What to work on
Report how many lines of the material below contain the string "arrow". The reply is that number and no more.

• • • • •

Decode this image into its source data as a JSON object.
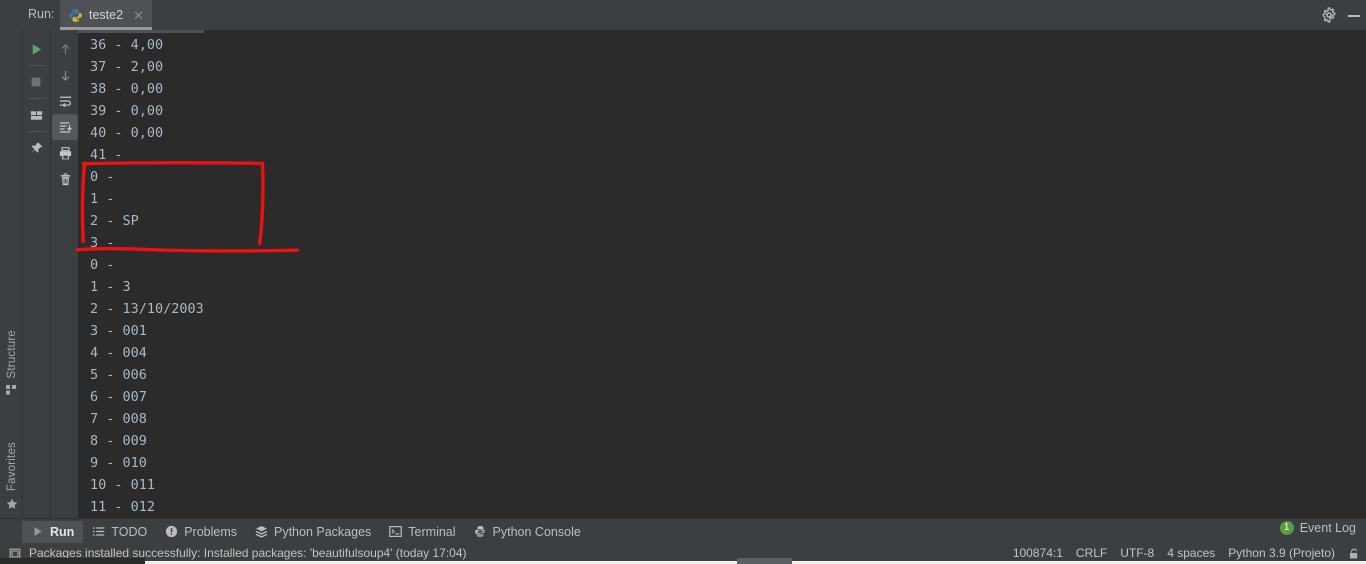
{
  "window": {
    "run_label": "Run:",
    "settings_icon": "gear-icon",
    "minimize_icon": "minimize-icon"
  },
  "run_tab": {
    "icon": "python-file-icon",
    "title": "teste2",
    "close_icon": "close-icon"
  },
  "left_rail": [
    {
      "label": "Structure",
      "icon": "structure-grid-icon"
    },
    {
      "label": "Favorites",
      "icon": "star-icon"
    }
  ],
  "toolbar_left": [
    {
      "name": "rerun-button",
      "icon": "run-play-icon"
    },
    {
      "name": "stop-button",
      "icon": "stop-square-icon"
    },
    {
      "name": "layout-button",
      "icon": "layout-icon"
    },
    {
      "name": "pin-tab-button",
      "icon": "pin-icon"
    }
  ],
  "toolbar_right": [
    {
      "name": "up-stack-trace-button",
      "icon": "arrow-up-icon"
    },
    {
      "name": "down-stack-trace-button",
      "icon": "arrow-down-icon"
    },
    {
      "name": "soft-wrap-button",
      "icon": "soft-wrap-icon"
    },
    {
      "name": "scroll-to-end-button",
      "icon": "scroll-to-end-icon",
      "selected": true
    },
    {
      "name": "print-button",
      "icon": "printer-icon"
    },
    {
      "name": "clear-all-button",
      "icon": "trash-icon"
    }
  ],
  "console": {
    "lines": [
      "36 - 4,00",
      "37 - 2,00",
      "38 - 0,00",
      "39 - 0,00",
      "40 - 0,00",
      "41 -",
      "0 -",
      "1 -",
      "2 - SP",
      "3 -",
      "0 -",
      "1 - 3",
      "2 - 13/10/2003",
      "3 - 001",
      "4 - 004",
      "5 - 006",
      "6 - 007",
      "7 - 008",
      "8 - 009",
      "9 - 010",
      "10 - 011",
      "11 - 012"
    ]
  },
  "annotation": {
    "color": "#ee1111",
    "shape": "hand-drawn-rectangle-with-underline",
    "encloses_lines": [
      "0 -",
      "1 -",
      "2 - SP",
      "3 -"
    ]
  },
  "bottom_tabs": [
    {
      "label": "Run",
      "icon": "run-play-icon",
      "active": true
    },
    {
      "label": "TODO",
      "icon": "list-icon",
      "active": false
    },
    {
      "label": "Problems",
      "icon": "problems-warning-icon",
      "active": false
    },
    {
      "label": "Python Packages",
      "icon": "packages-layers-icon",
      "active": false
    },
    {
      "label": "Terminal",
      "icon": "terminal-icon",
      "active": false
    },
    {
      "label": "Python Console",
      "icon": "python-console-icon",
      "active": false
    }
  ],
  "event_log": {
    "label": "Event Log",
    "count": "1",
    "badge_color": "#5a9c44"
  },
  "status": {
    "message_icon": "notification-icon",
    "message": "Packages installed successfully: Installed packages: 'beautifulsoup4' (today 17:04)",
    "caret": "100874:1",
    "line_separator": "CRLF",
    "encoding": "UTF-8",
    "indent": "4 spaces",
    "interpreter": "Python 3.9 (Projeto)",
    "lock_icon": "unlocked-padlock-icon"
  }
}
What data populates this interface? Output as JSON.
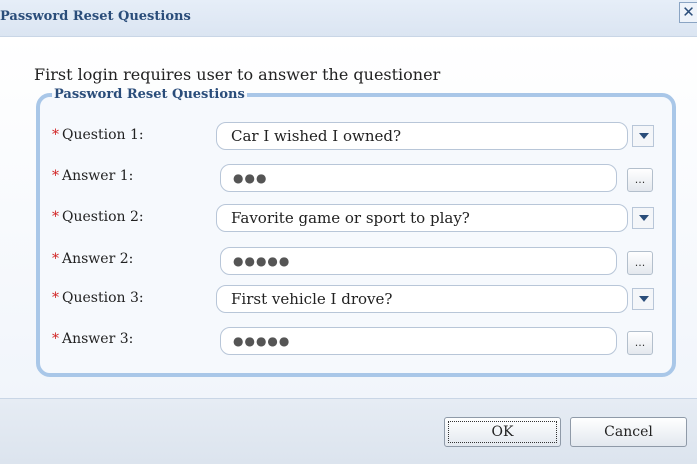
{
  "dialog": {
    "title": "Password Reset Questions",
    "close_glyph": "✕"
  },
  "intro_text": "First login requires user to answer the questioner",
  "group_legend": "Password Reset Questions",
  "required_marker": "*",
  "fields": [
    {
      "kind": "question",
      "label": "Question 1:",
      "value": "Car I wished I owned?"
    },
    {
      "kind": "answer",
      "label": "Answer 1:",
      "value": "●●●",
      "button": "..."
    },
    {
      "kind": "question",
      "label": "Question 2:",
      "value": "Favorite game or sport to play?"
    },
    {
      "kind": "answer",
      "label": "Answer 2:",
      "value": "●●●●●",
      "button": "..."
    },
    {
      "kind": "question",
      "label": "Question 3:",
      "value": "First vehicle I drove?"
    },
    {
      "kind": "answer",
      "label": "Answer 3:",
      "value": "●●●●●",
      "button": "..."
    }
  ],
  "buttons": {
    "ok": "OK",
    "cancel": "Cancel"
  },
  "colors": {
    "title_text": "#2a4d7a",
    "group_border": "#a9c7e8",
    "required": "#d02020"
  }
}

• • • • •

Exercise solution
2